NHS England has approved funding for further 160 surgery-based pharmacist posts.
It means that the total of clinical pharmacists working across more than 3,200 GP practices will increase from around 580 to more than 1,100, covering a population of nearly 34 million patients.
A pilot programme to get pharmacists to work in general practice was initially launched in July 2015 but after a few months, funding rose from the initial £15m to £31m, which benefited around 700 practices.
Given the popularity of the programme, a new central investment of £112m was implemented with the General Practice Forward View (GPFV), to guarantee those practices initially not in the pilot would benefit from the scheme. The programme is set to bring a further 1,500 pharmacists in general practice by 2020.
Practices that have a clinical pharmacist allow their GPs to spend more time dealing with patients with greatest needs.
According to a NHS England case study, one practice in Devon managed to reduce the need for GP appointments by 30% and save around 400 hours of GP time per year by having a clinical pharmacist on site.
GP and NHS England director of primary care Dr Arvind Madan said: ‘The clinical pharmacist programme has proven to be a hugely popular with practices, patients and pharmacists themselves.

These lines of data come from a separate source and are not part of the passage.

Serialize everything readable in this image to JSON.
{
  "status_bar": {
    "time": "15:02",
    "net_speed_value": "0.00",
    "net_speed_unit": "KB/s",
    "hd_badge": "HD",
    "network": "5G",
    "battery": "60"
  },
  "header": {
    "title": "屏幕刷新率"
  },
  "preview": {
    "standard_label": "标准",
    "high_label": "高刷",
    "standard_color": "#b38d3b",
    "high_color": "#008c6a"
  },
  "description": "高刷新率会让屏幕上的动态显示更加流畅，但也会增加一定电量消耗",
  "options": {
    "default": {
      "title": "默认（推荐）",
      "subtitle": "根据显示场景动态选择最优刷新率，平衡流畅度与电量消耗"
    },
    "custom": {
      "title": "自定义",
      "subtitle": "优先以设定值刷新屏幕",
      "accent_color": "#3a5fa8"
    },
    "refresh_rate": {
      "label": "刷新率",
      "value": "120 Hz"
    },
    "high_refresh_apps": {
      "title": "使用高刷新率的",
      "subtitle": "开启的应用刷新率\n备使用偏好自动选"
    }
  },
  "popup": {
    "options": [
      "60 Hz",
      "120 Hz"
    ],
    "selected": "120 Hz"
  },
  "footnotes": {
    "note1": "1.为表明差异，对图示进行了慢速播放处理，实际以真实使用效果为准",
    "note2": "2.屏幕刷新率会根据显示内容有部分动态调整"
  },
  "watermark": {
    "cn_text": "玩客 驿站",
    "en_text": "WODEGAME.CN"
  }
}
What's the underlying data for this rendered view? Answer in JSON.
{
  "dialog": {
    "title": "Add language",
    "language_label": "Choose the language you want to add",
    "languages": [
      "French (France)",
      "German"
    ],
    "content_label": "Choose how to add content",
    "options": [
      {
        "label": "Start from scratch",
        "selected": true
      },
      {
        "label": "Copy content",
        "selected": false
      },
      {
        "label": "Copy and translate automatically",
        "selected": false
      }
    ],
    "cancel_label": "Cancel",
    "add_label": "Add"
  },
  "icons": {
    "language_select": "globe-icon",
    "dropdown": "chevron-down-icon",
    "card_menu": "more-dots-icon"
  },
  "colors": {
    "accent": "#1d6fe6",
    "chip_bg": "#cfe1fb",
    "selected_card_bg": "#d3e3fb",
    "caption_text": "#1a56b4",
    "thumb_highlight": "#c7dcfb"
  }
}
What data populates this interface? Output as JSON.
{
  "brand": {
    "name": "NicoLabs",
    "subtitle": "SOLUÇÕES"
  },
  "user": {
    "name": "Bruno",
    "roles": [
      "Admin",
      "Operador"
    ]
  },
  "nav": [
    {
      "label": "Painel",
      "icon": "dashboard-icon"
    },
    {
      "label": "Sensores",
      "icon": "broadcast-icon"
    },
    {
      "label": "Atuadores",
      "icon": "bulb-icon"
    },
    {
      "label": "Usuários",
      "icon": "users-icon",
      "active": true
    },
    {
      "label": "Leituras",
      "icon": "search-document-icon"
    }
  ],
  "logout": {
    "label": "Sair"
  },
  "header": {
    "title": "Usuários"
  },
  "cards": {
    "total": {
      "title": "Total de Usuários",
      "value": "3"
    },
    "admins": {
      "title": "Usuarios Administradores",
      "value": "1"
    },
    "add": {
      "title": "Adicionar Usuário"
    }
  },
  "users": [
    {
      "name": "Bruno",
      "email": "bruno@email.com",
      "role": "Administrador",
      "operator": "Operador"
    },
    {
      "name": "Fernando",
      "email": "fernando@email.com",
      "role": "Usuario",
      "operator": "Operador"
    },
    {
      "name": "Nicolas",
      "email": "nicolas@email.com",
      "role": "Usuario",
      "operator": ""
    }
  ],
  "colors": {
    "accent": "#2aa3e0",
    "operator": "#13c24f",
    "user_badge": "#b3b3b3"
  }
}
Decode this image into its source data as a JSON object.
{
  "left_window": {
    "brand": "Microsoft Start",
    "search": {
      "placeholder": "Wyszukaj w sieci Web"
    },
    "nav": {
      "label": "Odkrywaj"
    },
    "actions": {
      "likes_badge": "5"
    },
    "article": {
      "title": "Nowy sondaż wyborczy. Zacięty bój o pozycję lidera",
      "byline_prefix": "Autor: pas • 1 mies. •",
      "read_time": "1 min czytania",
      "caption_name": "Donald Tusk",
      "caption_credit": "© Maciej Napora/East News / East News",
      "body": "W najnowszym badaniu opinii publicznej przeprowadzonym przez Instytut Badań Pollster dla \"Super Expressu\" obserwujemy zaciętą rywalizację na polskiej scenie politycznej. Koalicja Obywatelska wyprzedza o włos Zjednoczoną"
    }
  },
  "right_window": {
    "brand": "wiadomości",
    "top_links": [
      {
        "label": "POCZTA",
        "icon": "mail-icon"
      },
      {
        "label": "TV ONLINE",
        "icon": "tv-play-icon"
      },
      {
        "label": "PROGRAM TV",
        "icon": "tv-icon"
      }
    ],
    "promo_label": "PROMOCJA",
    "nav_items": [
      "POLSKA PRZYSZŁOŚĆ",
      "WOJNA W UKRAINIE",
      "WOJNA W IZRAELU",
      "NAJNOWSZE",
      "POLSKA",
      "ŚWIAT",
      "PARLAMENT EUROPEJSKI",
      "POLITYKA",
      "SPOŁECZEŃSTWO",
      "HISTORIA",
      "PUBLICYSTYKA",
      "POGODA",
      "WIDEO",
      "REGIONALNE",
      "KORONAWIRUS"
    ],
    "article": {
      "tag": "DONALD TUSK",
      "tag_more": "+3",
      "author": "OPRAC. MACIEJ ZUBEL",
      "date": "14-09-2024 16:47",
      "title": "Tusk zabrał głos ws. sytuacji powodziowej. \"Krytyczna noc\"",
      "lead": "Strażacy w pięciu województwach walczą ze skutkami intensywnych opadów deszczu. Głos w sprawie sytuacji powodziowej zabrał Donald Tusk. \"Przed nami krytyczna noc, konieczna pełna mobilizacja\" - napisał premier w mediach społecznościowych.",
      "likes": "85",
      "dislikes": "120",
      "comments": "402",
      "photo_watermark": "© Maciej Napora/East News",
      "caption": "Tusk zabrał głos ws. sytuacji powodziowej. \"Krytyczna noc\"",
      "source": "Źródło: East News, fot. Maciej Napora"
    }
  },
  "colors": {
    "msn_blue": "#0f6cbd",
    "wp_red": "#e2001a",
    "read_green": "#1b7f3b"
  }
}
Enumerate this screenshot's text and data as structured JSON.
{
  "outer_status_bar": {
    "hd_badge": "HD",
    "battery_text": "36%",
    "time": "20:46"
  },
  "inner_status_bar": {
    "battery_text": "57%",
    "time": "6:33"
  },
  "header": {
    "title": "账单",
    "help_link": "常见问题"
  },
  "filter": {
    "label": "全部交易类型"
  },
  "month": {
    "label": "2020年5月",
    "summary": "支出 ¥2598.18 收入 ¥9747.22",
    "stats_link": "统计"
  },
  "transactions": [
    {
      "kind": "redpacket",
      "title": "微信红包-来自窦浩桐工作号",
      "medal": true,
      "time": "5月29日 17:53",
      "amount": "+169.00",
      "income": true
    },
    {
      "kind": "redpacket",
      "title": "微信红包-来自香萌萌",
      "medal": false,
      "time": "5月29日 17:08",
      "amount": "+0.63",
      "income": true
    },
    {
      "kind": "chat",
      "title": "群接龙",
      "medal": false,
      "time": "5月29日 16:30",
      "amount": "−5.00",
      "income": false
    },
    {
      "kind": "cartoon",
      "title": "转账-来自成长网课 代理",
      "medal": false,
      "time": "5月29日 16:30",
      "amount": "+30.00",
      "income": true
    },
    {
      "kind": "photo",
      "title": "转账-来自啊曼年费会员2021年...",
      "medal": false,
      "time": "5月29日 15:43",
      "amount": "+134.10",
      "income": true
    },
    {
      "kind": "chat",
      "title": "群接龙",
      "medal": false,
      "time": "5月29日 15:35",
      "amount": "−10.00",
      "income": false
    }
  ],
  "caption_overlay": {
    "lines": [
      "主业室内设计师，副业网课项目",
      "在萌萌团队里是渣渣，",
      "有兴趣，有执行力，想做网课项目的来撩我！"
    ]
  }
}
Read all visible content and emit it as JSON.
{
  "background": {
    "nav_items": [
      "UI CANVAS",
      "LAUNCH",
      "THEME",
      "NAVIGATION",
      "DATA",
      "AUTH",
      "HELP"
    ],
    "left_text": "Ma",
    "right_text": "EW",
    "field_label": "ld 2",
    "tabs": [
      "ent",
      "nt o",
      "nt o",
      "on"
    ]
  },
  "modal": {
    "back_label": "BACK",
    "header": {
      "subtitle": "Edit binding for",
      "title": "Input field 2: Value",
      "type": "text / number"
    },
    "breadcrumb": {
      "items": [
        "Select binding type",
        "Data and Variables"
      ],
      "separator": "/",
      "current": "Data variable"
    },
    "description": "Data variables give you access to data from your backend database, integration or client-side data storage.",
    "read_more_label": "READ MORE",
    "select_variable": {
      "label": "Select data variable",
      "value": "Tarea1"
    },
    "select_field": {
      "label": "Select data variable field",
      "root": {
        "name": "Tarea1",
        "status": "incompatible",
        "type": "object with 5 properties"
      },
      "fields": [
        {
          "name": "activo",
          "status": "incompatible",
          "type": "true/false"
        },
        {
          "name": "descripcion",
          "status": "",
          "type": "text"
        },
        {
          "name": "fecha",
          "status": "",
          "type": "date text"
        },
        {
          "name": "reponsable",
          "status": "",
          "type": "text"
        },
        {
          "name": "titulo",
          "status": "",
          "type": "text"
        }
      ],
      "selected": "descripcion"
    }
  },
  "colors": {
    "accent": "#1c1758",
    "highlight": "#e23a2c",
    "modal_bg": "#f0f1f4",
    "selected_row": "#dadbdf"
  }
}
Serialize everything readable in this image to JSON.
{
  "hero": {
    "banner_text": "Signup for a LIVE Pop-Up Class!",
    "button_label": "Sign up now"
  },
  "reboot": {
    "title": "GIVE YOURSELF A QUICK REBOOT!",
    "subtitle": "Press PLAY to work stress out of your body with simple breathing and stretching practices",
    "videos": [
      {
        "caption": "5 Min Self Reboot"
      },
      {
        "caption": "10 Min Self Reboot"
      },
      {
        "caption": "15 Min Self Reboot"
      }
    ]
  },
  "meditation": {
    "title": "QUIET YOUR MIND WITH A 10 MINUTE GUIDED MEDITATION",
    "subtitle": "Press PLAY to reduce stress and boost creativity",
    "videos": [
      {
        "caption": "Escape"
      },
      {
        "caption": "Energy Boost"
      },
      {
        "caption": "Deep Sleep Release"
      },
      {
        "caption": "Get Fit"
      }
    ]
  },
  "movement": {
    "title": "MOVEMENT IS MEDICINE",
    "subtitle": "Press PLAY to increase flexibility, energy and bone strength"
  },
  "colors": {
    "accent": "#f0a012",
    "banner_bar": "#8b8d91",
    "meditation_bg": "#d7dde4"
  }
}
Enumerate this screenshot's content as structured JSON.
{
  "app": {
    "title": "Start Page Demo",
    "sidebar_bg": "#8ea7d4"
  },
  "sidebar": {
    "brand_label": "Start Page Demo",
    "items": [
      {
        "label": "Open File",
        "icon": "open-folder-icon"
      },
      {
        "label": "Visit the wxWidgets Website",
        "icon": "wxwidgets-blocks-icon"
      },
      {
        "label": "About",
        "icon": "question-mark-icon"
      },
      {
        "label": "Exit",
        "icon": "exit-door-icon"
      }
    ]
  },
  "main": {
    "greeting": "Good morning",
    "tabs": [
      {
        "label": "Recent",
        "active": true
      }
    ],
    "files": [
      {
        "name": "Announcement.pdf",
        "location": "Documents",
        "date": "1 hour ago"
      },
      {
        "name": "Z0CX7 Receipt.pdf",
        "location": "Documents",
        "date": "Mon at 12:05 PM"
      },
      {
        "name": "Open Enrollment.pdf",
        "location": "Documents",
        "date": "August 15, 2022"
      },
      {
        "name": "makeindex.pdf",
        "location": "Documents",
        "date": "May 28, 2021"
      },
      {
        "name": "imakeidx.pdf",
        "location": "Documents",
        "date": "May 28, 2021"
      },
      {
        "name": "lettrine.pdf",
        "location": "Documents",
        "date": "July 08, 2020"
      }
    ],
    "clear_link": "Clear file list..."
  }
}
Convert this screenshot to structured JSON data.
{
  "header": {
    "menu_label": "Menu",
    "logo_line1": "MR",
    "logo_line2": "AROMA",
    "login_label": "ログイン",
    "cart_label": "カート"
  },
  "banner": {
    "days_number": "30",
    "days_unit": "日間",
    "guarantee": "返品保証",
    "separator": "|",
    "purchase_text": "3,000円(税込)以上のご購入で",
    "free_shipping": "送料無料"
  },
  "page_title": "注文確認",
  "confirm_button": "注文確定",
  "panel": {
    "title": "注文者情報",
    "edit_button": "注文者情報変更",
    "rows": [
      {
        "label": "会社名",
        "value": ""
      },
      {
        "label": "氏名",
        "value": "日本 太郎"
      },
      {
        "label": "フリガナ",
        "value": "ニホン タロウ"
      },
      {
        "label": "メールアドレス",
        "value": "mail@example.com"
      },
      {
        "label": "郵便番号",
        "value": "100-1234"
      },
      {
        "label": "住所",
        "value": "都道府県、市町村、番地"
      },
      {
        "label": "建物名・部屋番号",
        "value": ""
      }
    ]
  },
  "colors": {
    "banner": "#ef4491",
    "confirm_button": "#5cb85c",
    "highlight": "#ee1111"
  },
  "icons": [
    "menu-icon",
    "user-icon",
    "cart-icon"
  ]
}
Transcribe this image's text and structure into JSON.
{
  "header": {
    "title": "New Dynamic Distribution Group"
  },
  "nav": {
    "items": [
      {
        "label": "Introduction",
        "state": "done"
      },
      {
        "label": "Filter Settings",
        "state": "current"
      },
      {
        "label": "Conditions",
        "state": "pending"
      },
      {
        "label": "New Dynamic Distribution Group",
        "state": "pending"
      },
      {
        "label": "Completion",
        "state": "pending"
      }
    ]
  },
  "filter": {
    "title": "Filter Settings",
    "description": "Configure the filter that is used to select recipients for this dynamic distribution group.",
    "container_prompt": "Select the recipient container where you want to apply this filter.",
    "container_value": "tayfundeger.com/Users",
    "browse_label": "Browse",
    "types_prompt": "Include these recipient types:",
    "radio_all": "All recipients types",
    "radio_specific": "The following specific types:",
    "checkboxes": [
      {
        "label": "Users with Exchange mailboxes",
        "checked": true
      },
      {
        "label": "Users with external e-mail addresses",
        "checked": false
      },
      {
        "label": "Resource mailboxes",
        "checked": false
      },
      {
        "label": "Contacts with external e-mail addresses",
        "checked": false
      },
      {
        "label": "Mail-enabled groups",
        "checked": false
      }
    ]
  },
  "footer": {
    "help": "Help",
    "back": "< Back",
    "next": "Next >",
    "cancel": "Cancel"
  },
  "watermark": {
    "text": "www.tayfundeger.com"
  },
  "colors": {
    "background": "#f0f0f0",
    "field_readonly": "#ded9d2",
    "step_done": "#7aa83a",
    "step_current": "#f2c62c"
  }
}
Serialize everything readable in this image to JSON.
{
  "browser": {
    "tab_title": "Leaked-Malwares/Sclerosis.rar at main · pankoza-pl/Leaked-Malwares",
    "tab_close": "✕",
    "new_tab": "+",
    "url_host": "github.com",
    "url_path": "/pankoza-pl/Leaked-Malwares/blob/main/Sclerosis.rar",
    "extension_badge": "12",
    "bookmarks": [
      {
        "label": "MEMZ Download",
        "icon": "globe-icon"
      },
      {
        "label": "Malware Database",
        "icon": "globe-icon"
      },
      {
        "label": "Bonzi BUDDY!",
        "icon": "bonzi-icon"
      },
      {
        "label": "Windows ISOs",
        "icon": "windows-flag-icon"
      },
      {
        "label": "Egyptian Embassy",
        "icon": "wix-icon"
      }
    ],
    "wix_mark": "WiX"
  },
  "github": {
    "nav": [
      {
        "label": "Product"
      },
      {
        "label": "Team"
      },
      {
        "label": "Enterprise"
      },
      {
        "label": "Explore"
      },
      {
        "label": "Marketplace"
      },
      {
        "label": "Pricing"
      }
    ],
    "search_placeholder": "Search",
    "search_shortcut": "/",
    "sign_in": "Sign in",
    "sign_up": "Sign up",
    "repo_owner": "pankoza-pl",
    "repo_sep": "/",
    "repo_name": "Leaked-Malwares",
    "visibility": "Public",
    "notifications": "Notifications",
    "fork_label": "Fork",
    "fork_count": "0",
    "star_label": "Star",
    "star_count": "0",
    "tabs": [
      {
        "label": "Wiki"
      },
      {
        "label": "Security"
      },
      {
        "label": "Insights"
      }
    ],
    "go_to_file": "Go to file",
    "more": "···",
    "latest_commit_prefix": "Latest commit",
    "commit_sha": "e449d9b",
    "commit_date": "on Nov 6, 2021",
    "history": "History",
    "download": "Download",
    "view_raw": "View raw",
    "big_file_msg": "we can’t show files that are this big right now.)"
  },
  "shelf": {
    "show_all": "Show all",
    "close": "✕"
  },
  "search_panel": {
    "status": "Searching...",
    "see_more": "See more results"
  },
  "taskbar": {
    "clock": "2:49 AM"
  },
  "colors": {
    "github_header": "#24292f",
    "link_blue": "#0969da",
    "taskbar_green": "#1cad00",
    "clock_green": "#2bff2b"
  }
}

‘Clinical pharmacists have a wealth of knowledge and skills to offer great patient care, in a more convenient way and are also taking some of the pressure off GPs, particularly at this time of year when we know demand is even greater than usual.’